## [ABOUT THIS TASK]
With respect to the word "sein", report how many lines of the following listing include it. Give nothing but the number.
□ □ □
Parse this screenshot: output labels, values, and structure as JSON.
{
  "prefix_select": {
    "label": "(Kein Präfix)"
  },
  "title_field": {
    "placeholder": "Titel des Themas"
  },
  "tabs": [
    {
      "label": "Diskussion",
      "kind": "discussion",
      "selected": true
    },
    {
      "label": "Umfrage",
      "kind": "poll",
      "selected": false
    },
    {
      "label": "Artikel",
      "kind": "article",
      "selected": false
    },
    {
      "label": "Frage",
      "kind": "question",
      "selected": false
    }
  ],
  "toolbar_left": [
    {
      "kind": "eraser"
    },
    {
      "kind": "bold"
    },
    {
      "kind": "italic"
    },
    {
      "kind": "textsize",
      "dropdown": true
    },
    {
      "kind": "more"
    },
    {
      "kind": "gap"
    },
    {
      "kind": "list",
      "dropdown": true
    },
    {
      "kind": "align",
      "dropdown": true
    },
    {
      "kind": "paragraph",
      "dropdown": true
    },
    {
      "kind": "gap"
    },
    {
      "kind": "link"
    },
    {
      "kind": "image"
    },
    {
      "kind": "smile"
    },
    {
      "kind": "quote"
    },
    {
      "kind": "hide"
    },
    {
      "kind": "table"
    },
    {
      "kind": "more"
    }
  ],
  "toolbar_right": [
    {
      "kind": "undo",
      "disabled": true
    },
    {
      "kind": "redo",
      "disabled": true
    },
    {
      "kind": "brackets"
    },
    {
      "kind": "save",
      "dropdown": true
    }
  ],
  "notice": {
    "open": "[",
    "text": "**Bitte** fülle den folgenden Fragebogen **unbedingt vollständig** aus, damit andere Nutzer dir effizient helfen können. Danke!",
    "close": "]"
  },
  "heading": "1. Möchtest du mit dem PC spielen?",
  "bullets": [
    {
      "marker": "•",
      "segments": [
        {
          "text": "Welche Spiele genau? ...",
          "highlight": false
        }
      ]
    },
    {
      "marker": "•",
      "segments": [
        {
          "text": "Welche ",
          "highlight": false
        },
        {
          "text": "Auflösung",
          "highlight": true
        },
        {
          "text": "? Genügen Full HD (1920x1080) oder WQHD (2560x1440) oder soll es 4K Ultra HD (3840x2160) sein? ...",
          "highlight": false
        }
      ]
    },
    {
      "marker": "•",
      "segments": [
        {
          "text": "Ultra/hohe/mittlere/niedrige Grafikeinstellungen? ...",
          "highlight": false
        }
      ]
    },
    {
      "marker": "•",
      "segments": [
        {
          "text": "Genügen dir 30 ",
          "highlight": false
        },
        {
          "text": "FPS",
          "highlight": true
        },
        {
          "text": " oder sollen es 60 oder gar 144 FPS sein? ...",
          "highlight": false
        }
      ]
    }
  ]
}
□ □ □
## [SOLUTION FOR THIS PROBLEM]
2